Start of SOURCE MATERIAL

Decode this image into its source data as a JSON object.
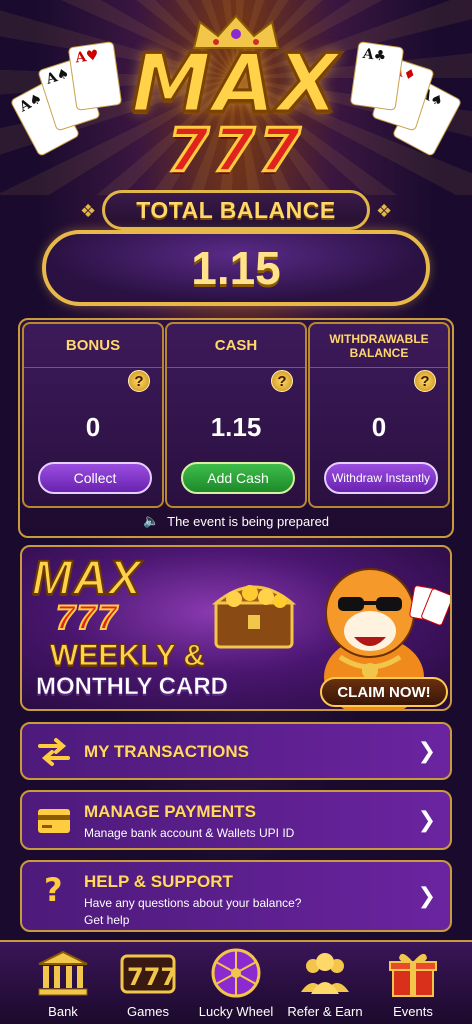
{
  "header": {
    "logo_word": "MAX",
    "logo_number": "777",
    "total_balance_label": "TOTAL BALANCE",
    "total_balance_value": "1.15"
  },
  "balances": [
    {
      "label": "BONUS",
      "value": "0",
      "button": "Collect"
    },
    {
      "label": "CASH",
      "value": "1.15",
      "button": "Add Cash"
    },
    {
      "label": "WITHDRAWABLE BALANCE",
      "value": "0",
      "button": "Withdraw Instantly"
    }
  ],
  "help_mark": "?",
  "event_text": "The event is being prepared",
  "banner": {
    "brand": "MAX",
    "brand_number": "777",
    "line1": "WEEKLY &",
    "line2": "MONTHLY CARD",
    "cta": "CLAIM NOW!"
  },
  "menu": {
    "transactions": {
      "title": "MY TRANSACTIONS"
    },
    "payments": {
      "title": "MANAGE PAYMENTS",
      "subtitle": "Manage bank account & Wallets UPI ID"
    },
    "support": {
      "title": "HELP & SUPPORT",
      "subtitle1": "Have any questions about your balance?",
      "subtitle2": "Get help"
    }
  },
  "nav": [
    {
      "label": "Bank",
      "icon": "bank-icon"
    },
    {
      "label": "Games",
      "icon": "slot-777-icon"
    },
    {
      "label": "Lucky Wheel",
      "icon": "wheel-icon"
    },
    {
      "label": "Refer & Earn",
      "icon": "people-icon"
    },
    {
      "label": "Events",
      "icon": "gift-icon"
    }
  ],
  "colors": {
    "gold": "#e8b948",
    "purple": "#5a1f8a",
    "green": "#2aa63a",
    "red": "#e0231c"
  }
}
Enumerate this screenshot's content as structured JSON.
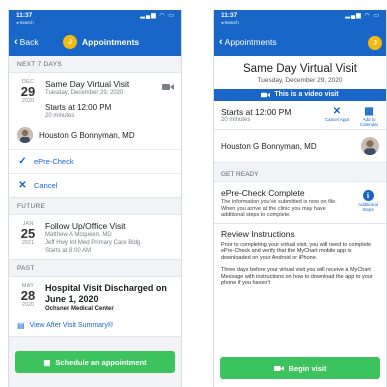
{
  "colors": {
    "brand_blue": "#1866c8",
    "accent_green": "#3cc35e",
    "avatar_yellow": "#f5b90f"
  },
  "status_bar": {
    "time": "11:37",
    "back_app": "◂ Search"
  },
  "left": {
    "nav": {
      "back_label": "Back",
      "avatar_letter": "J",
      "title": "Appointments"
    },
    "sections": {
      "next": "NEXT 7 DAYS",
      "future": "FUTURE",
      "past": "PAST"
    },
    "next_appt": {
      "month": "DEC",
      "day": "29",
      "year": "2020",
      "title": "Same Day Virtual Visit",
      "date": "Tuesday, December 29, 2020",
      "time": "Starts at 12:00 PM",
      "duration": "20 minutes",
      "provider": "Houston G Bonnyman, MD",
      "actions": [
        "ePre-Check",
        "Cancel"
      ]
    },
    "future_appt": {
      "month": "JAN",
      "day": "25",
      "year": "2021",
      "title": "Follow Up/Office Visit",
      "provider": "Matthew A Mcqueen, MD",
      "location": "Jeff Hwy Int Med Primary Care Bldg",
      "time": "Starts at 8:00 AM"
    },
    "past_appt": {
      "month": "MAY",
      "day": "28",
      "year": "2020",
      "title": "Hospital Visit Discharged on June 1, 2020",
      "location": "Ochsner Medical Center",
      "link": "View After Visit Summary®"
    },
    "button": "Schedule an appointment"
  },
  "right": {
    "nav": {
      "back_label": "Appointments",
      "avatar_letter": "J"
    },
    "title": "Same Day Virtual Visit",
    "date": "Tuesday, December 29, 2020",
    "banner": "This is a video visit",
    "time": "Starts at 12:00 PM",
    "duration": "20 minutes",
    "cancel_label": "Cancel Appt",
    "calendar_label": "Add to Calendar",
    "provider": "Houston G Bonnyman, MD",
    "get_ready": "GET READY",
    "epc_title": "ePre-Check Complete",
    "epc_text": "The information you've submitted is now on file. When you arrive at the clinic you may have additional steps to complete.",
    "additional_label": "Additional Steps",
    "review_title": "Review Instructions",
    "review_p1": "Prior to completing your virtual visit, you will need to complete ePre-Check and verify that the MyChart mobile app is downloaded on your Android or iPhone.",
    "review_p2": "Three days before your virtual visit you will receive a MyChart Message with instructions on how to download the app to your phone if you haven't",
    "button": "Begin visit"
  }
}
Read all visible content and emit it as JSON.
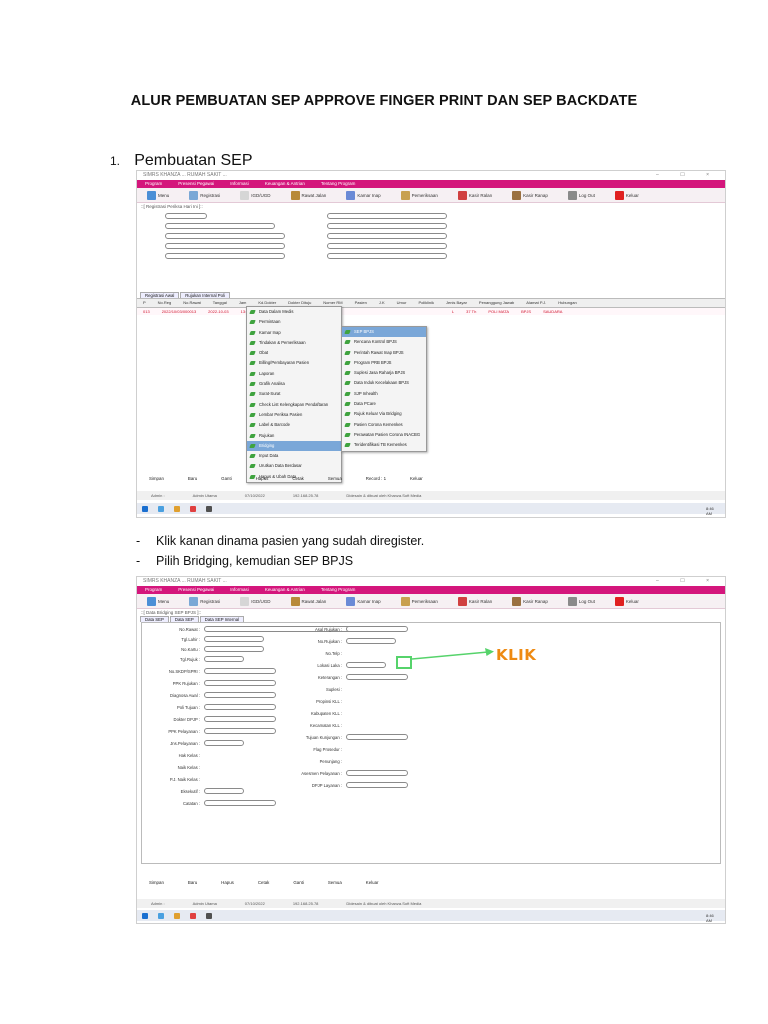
{
  "document": {
    "title": "ALUR PEMBUATAN SEP APPROVE FINGER PRINT DAN SEP BACKDATE",
    "section_number": "1.",
    "section_title": "Pembuatan SEP",
    "bullets": [
      "Klik kanan dinama pasien yang sudah diregister.",
      "Pilih Bridging, kemudian SEP BPJS"
    ],
    "annotation": "KLIK"
  },
  "screen1": {
    "window_title": "SIMRS KHANZA ... RUMAH SAKIT ...",
    "menu": [
      "Program",
      "Presensi Pegawai",
      "Informasi",
      "Keuangan & Antrian",
      "Tentang Program"
    ],
    "toolbar": [
      "Menu",
      "Registrasi",
      "IGD/UGD",
      "Rawat Jalan",
      "Kamar Inap",
      "Pemeriksaan",
      "Kasir Ralan",
      "Kasir Ranap",
      "Log Out",
      "Keluar"
    ],
    "breadcrumb": "::[ Registrasi Periksa Hari Ini ]::",
    "tabs": [
      "Registrasi Awal",
      "Rujukan Internal Poli"
    ],
    "columns": [
      "P",
      "No.Reg",
      "No.Rawat",
      "Tanggal",
      "Jam",
      "Kd.Dokter",
      "Dokter Dituju",
      "Nomer RM",
      "Pasien",
      "J.K",
      "Umur",
      "Poliklinik",
      "Jenis Bayar",
      "Penanggung Jawab",
      "Alamat P.J.",
      "Hubungan"
    ],
    "row": [
      "",
      "013",
      "2022/10/03/000013",
      "2022-10-03",
      "13:35:11",
      "",
      "",
      "",
      "",
      "L",
      "37 Th",
      "POLI MATA",
      "BPJS",
      "",
      "",
      "SAUDARA"
    ],
    "context_menu": [
      "Data Dalam Medis",
      "Permintaan",
      "Kamar Inap",
      "Tindakan & Pemeriksaan",
      "Obat",
      "Billing/Pembayaran Pasien",
      "Laporan",
      "Grafik Analisa",
      "Surat-Surat",
      "Check List Kelengkapan Pendaftaran",
      "Lembar Periksa Pasien",
      "Label & Barcode",
      "Rujukan",
      "Bridging",
      "Input Data",
      "Urutkan Data Berdasar",
      "Hapus & Ubah Data"
    ],
    "submenu": [
      "SEP BPJS",
      "Rencana Kontrol BPJS",
      "Perintah Rawat Inap BPJS",
      "Program PRB BPJS",
      "Suplesi Jasa Raharja BPJS",
      "Data Induk Kecelakaan BPJS",
      "SJP Inhealth",
      "Data PCare",
      "Rujuk Keluar Via Bridging",
      "Pasien Corona Kemenkes",
      "Perawatan Pasien Corona INACBG",
      "Teridentifikasi TB Kemenkes"
    ],
    "actions": [
      "Simpan",
      "Baru",
      "Ganti",
      "Hapus",
      "Cetak",
      "Semua",
      "Record : 1",
      "Keluar"
    ],
    "status": [
      "Admin :",
      "Admin Utama",
      "07/10/2022",
      "192.168.25.78",
      "Didesain & dibuat oleh Khanza.Soft Media"
    ],
    "time": "8:46 AM"
  },
  "screen2": {
    "breadcrumb": "::[ Data Bridging SEP BPJS ]::",
    "tabs": [
      "Data SEP",
      "Data SEP",
      "Data SEP Internal"
    ],
    "fields_left": [
      "No.Rawat :",
      "Tgl.Lahir :",
      "No.Kartu :",
      "Tgl.Rujuk :",
      "No.SKDP/SPRI :",
      "PPK Rujukan :",
      "Diagnosa Awal :",
      "Poli Tujuan :",
      "Dokter DPJP :",
      "PPK Pelayanan :",
      "Jns.Pelayanan :",
      "Hak Kelas :",
      "Naik Kelas :",
      "P.J. Naik Kelas :",
      "Eksekutif :",
      "Catatan :"
    ],
    "fields_right": [
      "Asal Rujukan :",
      "No.Rujukan :",
      "No.Telp :",
      "Lokasi Laka :",
      "Keterangan :",
      "Suplesi :",
      "Propinsi KLL :",
      "Kabupaten KLL :",
      "Kecamatan KLL :",
      "Tujuan Kunjungan :",
      "Flag Prosedur :",
      "Penunjang :",
      "Asesmen Pelayanan :",
      "DPJP Layanan :"
    ],
    "actions": [
      "Simpan",
      "Baru",
      "Hapus",
      "Cetak",
      "Ganti",
      "Semua",
      "Keluar"
    ]
  },
  "colors": {
    "menubar": "#d4167c",
    "annotation": "#ee8a12",
    "highlight_box": "#56d36b",
    "menu_selection": "#7aa7d8"
  }
}
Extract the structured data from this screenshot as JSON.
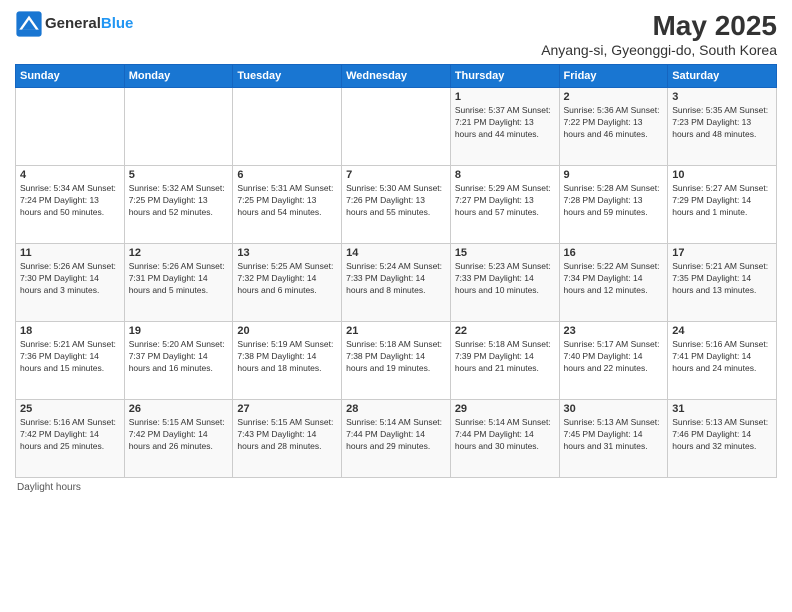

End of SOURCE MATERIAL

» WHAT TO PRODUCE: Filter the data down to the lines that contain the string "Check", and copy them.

» TASK ANSWER:
        "ePre-Check",
    "epc_title": "ePre-Check Complete",
    "review_p1": "Prior to completing your virtual visit, you will need to complete ePre-Check and verify that the MyChart mobile app is downloaded on your Android or iPhone.",
      "Check List Kelengkapan Pendaftaran",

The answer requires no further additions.